=== Requirement ===
All lines below containing "screenshot" are to be listed.

[Excerpts from an interface dataset]
/---
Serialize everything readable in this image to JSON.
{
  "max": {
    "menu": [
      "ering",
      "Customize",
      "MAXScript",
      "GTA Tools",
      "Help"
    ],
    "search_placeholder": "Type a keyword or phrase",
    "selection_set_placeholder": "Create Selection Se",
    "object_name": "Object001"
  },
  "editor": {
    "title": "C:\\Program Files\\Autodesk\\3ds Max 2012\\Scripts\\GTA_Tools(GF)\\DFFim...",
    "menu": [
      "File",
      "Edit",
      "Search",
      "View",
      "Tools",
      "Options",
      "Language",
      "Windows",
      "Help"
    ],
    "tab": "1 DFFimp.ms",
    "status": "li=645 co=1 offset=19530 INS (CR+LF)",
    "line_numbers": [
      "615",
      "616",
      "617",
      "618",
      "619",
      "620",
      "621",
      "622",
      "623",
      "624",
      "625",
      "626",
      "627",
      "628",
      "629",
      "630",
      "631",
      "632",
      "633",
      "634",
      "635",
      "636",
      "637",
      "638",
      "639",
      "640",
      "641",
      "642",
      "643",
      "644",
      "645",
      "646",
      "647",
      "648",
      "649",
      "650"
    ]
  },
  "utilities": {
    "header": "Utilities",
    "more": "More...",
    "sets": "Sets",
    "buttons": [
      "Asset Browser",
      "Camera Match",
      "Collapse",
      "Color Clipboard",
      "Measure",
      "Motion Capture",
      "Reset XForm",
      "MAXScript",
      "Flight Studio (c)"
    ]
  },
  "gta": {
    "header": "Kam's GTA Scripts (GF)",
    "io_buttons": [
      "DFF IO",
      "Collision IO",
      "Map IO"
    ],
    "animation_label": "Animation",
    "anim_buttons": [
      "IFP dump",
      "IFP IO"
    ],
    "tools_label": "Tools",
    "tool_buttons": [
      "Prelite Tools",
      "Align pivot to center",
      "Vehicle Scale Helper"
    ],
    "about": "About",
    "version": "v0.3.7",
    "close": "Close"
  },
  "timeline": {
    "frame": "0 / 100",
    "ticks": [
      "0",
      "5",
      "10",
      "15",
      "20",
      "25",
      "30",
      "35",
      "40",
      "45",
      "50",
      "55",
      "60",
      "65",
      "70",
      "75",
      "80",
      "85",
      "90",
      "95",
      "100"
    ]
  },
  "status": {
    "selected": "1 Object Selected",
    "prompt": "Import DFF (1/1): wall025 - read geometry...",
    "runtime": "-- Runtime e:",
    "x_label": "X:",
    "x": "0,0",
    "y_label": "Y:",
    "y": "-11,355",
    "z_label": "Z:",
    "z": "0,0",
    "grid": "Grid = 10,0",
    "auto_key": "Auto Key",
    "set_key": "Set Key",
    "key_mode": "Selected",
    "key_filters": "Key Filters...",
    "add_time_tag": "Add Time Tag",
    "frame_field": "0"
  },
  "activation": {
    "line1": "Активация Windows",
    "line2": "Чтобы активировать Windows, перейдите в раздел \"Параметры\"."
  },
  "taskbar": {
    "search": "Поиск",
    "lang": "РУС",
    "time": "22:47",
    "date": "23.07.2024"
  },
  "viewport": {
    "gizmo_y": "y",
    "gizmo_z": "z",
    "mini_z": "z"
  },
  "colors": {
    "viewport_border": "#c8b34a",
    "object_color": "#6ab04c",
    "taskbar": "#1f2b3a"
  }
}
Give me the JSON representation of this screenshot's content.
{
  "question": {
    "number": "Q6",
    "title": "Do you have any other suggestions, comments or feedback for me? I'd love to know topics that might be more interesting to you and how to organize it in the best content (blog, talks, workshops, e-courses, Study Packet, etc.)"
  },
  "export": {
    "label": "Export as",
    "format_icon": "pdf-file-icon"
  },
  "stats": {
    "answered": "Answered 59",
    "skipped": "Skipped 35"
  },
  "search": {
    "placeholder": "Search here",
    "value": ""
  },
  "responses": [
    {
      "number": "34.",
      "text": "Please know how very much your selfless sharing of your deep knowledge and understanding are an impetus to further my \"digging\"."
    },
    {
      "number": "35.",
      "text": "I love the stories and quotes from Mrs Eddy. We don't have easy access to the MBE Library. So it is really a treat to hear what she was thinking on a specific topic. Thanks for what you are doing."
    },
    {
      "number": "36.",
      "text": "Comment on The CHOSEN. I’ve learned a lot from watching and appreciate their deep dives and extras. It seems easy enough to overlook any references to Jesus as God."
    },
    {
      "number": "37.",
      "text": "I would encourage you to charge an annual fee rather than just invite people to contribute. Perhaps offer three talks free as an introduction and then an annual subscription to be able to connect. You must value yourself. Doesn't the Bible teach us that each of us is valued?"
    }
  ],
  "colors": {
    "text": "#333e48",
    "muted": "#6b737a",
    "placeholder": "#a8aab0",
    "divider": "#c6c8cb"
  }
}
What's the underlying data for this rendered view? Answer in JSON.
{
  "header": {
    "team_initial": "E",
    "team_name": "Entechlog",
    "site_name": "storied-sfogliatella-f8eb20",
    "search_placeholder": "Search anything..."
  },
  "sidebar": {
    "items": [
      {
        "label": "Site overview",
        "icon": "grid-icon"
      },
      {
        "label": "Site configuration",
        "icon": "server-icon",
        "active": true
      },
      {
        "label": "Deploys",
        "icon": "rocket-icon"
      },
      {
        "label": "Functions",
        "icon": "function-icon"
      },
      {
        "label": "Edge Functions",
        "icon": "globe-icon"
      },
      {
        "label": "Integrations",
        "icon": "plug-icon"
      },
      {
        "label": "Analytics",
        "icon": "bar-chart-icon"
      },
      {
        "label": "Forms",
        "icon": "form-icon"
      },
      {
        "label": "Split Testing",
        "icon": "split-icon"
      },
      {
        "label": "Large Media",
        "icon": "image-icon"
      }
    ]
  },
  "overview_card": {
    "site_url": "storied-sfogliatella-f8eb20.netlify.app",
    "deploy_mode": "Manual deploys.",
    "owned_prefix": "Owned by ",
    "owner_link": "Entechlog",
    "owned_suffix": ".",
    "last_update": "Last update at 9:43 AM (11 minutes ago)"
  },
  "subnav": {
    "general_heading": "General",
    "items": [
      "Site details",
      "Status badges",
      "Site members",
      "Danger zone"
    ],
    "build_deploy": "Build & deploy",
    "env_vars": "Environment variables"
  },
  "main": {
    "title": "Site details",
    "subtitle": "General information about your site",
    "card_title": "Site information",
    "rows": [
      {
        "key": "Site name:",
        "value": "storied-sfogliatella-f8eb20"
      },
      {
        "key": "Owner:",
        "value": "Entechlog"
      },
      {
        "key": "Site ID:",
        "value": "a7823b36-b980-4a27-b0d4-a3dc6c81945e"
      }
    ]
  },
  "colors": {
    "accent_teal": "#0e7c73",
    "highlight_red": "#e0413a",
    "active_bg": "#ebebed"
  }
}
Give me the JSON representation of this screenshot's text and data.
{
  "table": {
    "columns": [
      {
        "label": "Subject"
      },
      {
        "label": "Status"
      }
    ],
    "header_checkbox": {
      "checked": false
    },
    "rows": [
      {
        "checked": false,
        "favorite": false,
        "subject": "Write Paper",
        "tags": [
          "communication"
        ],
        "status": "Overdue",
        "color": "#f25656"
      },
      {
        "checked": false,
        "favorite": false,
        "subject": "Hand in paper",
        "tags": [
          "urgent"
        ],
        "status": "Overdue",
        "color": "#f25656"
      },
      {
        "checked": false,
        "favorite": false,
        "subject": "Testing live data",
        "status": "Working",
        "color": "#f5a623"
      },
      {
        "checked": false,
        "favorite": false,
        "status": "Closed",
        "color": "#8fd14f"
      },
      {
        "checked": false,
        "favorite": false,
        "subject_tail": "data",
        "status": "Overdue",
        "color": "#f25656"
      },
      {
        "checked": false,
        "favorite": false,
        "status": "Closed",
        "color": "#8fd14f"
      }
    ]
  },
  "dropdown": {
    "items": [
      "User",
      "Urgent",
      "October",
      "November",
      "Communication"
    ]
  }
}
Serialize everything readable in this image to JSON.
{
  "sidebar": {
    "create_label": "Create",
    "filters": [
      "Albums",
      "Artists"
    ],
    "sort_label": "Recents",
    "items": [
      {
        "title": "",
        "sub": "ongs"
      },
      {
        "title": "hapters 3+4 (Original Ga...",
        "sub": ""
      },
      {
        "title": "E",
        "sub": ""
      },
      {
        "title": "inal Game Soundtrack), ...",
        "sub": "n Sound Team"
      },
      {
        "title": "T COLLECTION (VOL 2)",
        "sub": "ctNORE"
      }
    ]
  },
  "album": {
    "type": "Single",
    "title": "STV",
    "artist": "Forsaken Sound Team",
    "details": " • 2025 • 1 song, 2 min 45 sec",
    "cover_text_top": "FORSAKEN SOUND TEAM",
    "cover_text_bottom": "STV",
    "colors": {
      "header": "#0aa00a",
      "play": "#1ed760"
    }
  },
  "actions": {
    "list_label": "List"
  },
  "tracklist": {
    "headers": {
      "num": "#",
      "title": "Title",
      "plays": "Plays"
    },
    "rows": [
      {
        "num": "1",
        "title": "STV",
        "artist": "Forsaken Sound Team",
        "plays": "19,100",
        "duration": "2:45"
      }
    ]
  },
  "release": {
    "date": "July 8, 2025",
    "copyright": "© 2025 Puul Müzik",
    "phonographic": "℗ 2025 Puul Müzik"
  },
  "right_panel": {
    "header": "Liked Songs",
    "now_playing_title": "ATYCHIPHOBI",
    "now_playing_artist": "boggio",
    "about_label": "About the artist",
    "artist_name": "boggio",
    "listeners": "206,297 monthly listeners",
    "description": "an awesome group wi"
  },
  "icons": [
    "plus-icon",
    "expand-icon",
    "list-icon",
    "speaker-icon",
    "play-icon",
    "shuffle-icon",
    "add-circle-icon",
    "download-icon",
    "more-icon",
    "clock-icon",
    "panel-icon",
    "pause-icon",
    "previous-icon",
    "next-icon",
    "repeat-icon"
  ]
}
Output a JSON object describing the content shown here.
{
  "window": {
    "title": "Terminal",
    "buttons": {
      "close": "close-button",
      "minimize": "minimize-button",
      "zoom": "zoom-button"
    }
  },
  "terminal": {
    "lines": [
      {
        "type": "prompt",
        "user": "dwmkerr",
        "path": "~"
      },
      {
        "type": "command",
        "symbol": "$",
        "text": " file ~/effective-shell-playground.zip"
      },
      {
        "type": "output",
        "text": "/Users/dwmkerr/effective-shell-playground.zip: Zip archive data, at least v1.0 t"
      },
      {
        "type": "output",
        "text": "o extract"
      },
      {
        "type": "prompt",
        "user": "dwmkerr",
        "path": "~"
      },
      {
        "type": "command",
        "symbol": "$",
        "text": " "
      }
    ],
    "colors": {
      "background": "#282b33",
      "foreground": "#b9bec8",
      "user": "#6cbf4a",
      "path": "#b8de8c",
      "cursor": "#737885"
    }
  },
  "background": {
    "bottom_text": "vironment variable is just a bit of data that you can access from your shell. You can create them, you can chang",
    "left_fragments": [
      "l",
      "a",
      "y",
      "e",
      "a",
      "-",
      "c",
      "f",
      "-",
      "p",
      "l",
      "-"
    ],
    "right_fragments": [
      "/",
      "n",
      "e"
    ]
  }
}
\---
=== Exercise result ===
Give me the JSON representation of this screenshot's content.
Give me the JSON representation of this screenshot's text and data.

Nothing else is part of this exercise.